Healthcare: Woman in doctor's office for annual check up.
Healthcare: Woman in doctor's office for annual check up.

Our birthing revolution that’s leading the nation

QUEENSLAND Health has taken the unprecedented step of trialling new guidelines for maternity clinicians to work closer and listen more to women who say "no" to their birthing recommendations.

Rising numbers of women are taking control of their own labours and refusing to be bullied into procedures and interventions they do not want, while experts admit doctors may not always know best.

Queensland is leading the nation by moving towards change and accommodating respectful conversation when a woman disagrees with doctors, rather than shutting down her wishes.

The trial is running at the Royal Brisbane and Women's, Rockhampton, Bundaberg, Hervey Bay, Emerald, Thursday Island and Mount Isa hospitals until September, and if successful will be rolled out across the state.

No other state has made the move to partner with women in this way to try to work towards shared decision-making.

Consumer lead in the trial Dr Bec Jenkinson told The Courier-Mail that the idea that "doctor always knows best" is outdated and not always best for the woman.

"My research shows that there is a fairly predictable pattern of trying to get women to comply with sometimes inflexible hospital policies. Some report feeling pressured and tell of abusive encounters when they speak of wanting a certain kind of birth. But Queensland Health is leading the way for change," Dr Jenkinson said.


Mums want more say in their birthing plan Picture: iStock
Mums want more say in their birthing plan Picture: iStock

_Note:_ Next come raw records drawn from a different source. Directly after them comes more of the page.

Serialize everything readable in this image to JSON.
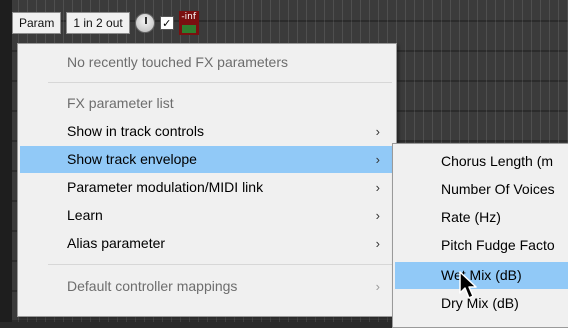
{
  "toolbar": {
    "param_label": "Param",
    "io_label": "1 in 2 out",
    "checkbox_glyph": "✓",
    "meter_label": "-inf"
  },
  "menu": {
    "items": [
      {
        "label": "No recently touched FX parameters",
        "disabled": true,
        "submenu": false
      },
      {
        "label": "FX parameter list",
        "disabled": true,
        "submenu": false
      },
      {
        "label": "Show in track controls",
        "disabled": false,
        "submenu": true
      },
      {
        "label": "Show track envelope",
        "disabled": false,
        "submenu": true,
        "highlighted": true
      },
      {
        "label": "Parameter modulation/MIDI link",
        "disabled": false,
        "submenu": true
      },
      {
        "label": "Learn",
        "disabled": false,
        "submenu": true
      },
      {
        "label": "Alias parameter",
        "disabled": false,
        "submenu": true
      },
      {
        "label": "Default controller mappings",
        "disabled": true,
        "submenu": true
      }
    ],
    "arrow_glyph": "›"
  },
  "submenu": {
    "items": [
      {
        "label": "Chorus Length (m"
      },
      {
        "label": "Number Of Voices"
      },
      {
        "label": "Rate (Hz)"
      },
      {
        "label": "Pitch Fudge Facto"
      },
      {
        "label": "Wet Mix (dB)",
        "highlighted": true
      },
      {
        "label": "Dry Mix (dB)"
      }
    ]
  },
  "colors": {
    "highlight": "#91c9f7",
    "menu_bg": "#f0f0f0",
    "meter_bg": "#7a1010"
  }
}
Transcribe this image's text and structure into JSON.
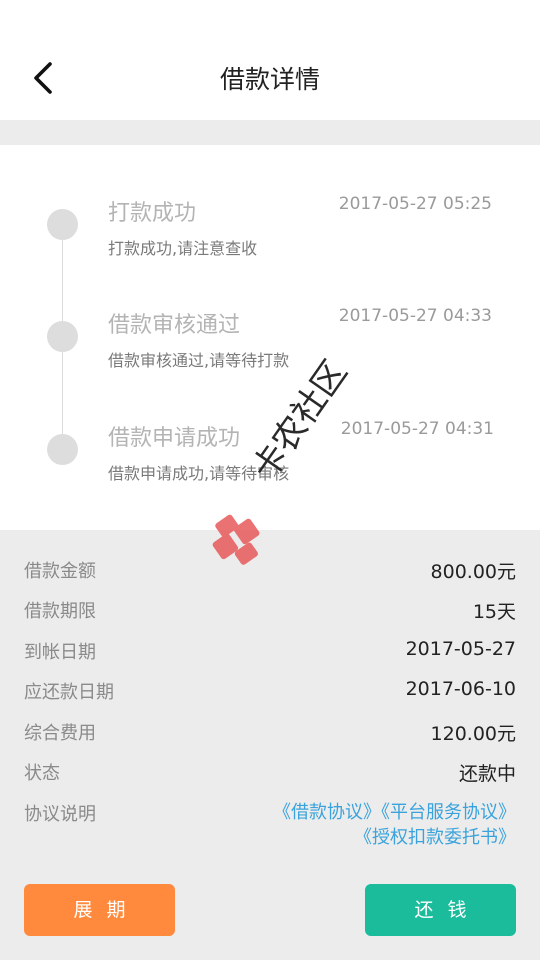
{
  "header": {
    "title": "借款详情"
  },
  "timeline": [
    {
      "title": "打款成功",
      "time": "2017-05-27 05:25",
      "desc": "打款成功,请注意查收"
    },
    {
      "title": "借款审核通过",
      "time": "2017-05-27 04:33",
      "desc": "借款审核通过,请等待打款"
    },
    {
      "title": "借款申请成功",
      "time": "2017-05-27 04:31",
      "desc": "借款申请成功,请等待审核"
    }
  ],
  "details": {
    "amount": {
      "label": "借款金额",
      "value": "800.00元"
    },
    "term": {
      "label": "借款期限",
      "value": "15天"
    },
    "arrival_date": {
      "label": "到帐日期",
      "value": "2017-05-27"
    },
    "repay_date": {
      "label": "应还款日期",
      "value": "2017-06-10"
    },
    "fee": {
      "label": "综合费用",
      "value": "120.00元"
    },
    "status": {
      "label": "状态",
      "value": "还款中"
    },
    "agreements": {
      "label": "协议说明",
      "loan": "《借款协议》",
      "platform": "《平台服务协议》",
      "authorization": "《授权扣款委托书》"
    }
  },
  "actions": {
    "extend_label": "展期",
    "repay_label": "还钱"
  },
  "watermark": {
    "text": "卡农社区"
  },
  "colors": {
    "extend": "#ff8a3d",
    "repay": "#1abc9c",
    "link": "#3aa3dc"
  }
}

The birthing expert says that when a woman feels that she is being listened when the stakes are low she is more likely to trust the care giver if things don't go according to plan and turn high risk.

"No woman wants to put their baby's life at risk, they just want to have their say on the way they would like to have their baby," Dr Jenkinson said.

The trial puts in place processes that will allow clinicians to document the patient's care and feedback.

The latest available research from the Queensland Centre for Mothers and Babies: Having a baby in 2010 shows that of 3500 Queensland women, only 48 per cent of those who had a C-section had consented, 70 per cent were informed and consented to epidurals, the rest did not and 26 per cent had not been informed of their episiotomies.

Australia has one of the highest rates of C-sections, still births and serious birthing tears in all the OECD countries.

Families in the maternity care system can experience high levels of peri-natal anxiety and even PTSD as a result of birth trauma.

"For consent to be valid it must be freely given, without coercion or inducement and can't be trumped by hospital policy," Dr Jenkinson said.